With the encroachment of arable land onto the barren grass heath and warren filled landscape of the Brecks, the stone curlew has taken to stony arable fields to supplement the lack of its favoured nesting locations, and it should be no surprise to observe breeding pairs going about their business on suitable farming estates. These arable locations are now as vital to the birds as their preferred heathland.

Arriving from their over-wintering grounds in Northern Africa as early as March, it is thought that stone curlew pair for life, and even return to the same breeding territory year after year. The courtship display can be quite elaborate and includes bowing, touching of bills and excitedly running about picking up straws, small stones and even rabbit droppings that the slightly larger male will deliver to the female; a gift to furnish the otherwise unlined scrape in the ground used as a nest.

There is no doubt that the Norfolk Wildlife Trust National Nature Reserve at Weeting Heath is the best place in the county to view these rare birds in the field. However, they are wary creatures and can be easily disturbed from the nest, even by an observer as much as 100 meters away. For this reason, the viewing of nesting stone curlew for any length of time should not be practised from roadside verges or gateways, but in the comfort of a properly constructed observation hide. In fact, the best chance of watching stone curlew for any length of time is often during the autumn when they gather in groups of up to one hundred birds. These are pre-migration gatherings before the long journey back to warmer climes.

Interesting Fact
The term thick-knee is not altogether accurate for this family of birds - it is in fact the inter-tarsal joint that appears swollen, the equivalent of a person's ankle. They share this characteristic with another group of birds with a preference for open habitats - the bustards.

Stone Curlew Resting At Dusk
Contented stone curlew parents sit on a nest containing their newly hatched chick. Stone curlew nests normally contain two eggs, yet on this occasion only one hatched.The other, rotten and infertile, was rolled away from the nest, probably to avoid infection.

Red Fox
Barn Owl
Brown Hare

Tawny Owl
Roe Deer

Black Darter
Silver Std.Blue

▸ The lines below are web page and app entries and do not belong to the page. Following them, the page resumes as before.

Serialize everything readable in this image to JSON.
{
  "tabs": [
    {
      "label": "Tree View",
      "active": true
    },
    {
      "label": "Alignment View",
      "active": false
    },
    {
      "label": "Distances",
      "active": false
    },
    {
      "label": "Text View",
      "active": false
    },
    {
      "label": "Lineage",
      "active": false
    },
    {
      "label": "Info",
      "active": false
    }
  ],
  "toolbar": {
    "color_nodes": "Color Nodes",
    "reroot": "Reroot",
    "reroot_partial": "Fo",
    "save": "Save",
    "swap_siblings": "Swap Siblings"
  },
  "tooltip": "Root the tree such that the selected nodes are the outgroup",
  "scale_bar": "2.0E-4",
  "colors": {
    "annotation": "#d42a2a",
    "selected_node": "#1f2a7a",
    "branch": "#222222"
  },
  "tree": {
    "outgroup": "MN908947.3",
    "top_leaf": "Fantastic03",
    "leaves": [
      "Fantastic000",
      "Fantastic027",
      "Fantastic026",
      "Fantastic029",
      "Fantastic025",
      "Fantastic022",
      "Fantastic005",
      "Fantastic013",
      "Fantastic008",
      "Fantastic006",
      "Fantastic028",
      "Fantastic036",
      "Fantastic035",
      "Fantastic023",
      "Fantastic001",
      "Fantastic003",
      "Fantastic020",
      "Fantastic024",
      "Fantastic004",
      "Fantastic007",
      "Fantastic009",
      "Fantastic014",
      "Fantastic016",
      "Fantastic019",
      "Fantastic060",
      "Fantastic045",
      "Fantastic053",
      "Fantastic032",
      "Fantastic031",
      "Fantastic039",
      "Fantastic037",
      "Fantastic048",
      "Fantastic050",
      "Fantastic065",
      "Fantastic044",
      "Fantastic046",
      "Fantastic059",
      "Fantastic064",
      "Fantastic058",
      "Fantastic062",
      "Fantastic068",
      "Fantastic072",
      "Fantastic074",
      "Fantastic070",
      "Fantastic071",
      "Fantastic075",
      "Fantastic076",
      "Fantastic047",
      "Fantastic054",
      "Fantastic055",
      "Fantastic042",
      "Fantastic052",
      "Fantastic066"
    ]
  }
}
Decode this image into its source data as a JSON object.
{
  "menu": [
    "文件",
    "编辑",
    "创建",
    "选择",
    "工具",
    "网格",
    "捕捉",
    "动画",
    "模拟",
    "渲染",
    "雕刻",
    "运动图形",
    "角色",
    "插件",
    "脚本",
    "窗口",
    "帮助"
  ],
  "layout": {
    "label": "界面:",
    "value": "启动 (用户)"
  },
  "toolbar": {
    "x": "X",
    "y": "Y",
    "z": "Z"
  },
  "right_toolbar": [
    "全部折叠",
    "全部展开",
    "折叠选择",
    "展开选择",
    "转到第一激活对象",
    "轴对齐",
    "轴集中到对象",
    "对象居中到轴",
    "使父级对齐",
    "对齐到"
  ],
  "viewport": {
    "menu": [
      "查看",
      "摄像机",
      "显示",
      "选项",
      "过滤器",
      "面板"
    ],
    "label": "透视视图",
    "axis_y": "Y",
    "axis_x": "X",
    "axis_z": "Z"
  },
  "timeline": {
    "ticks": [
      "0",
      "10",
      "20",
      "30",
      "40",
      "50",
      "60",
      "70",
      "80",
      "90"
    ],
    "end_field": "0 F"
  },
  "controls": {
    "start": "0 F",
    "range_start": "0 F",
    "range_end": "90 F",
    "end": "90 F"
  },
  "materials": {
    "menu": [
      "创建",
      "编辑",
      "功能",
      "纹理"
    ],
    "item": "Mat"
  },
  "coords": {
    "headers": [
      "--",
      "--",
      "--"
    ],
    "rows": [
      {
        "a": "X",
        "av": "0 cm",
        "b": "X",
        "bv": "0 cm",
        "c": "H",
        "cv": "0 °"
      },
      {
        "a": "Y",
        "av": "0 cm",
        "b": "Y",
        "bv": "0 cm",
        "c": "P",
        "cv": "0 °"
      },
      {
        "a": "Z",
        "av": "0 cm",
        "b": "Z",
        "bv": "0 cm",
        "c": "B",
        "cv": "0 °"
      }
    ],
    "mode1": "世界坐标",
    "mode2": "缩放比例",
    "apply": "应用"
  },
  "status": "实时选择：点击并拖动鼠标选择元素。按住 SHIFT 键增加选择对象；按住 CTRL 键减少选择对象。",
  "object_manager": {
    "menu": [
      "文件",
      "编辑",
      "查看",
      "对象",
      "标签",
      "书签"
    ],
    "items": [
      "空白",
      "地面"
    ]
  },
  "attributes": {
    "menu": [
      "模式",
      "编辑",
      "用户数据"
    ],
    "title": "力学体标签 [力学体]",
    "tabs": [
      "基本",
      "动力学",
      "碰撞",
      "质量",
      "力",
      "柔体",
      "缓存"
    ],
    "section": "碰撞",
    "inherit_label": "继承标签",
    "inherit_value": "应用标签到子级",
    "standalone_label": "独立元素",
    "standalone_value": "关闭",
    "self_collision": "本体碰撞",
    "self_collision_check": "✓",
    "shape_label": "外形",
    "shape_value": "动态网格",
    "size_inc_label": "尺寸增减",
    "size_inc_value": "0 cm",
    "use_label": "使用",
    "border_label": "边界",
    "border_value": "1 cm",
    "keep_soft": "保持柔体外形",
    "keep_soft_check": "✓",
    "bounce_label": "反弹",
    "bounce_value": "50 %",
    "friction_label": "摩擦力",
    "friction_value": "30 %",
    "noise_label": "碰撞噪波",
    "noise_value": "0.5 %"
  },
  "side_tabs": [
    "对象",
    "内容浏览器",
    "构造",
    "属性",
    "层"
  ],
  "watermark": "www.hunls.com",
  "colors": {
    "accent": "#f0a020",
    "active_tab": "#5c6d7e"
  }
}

Marsh Harrier
Norfolk Hawker

Stone Curlew
Red Deer

Grey Seal
Short Eared Owl
Common Tern
Pink Footed Goose

Text and photography © James Williamson | info@norfolknaturesafari.co.uk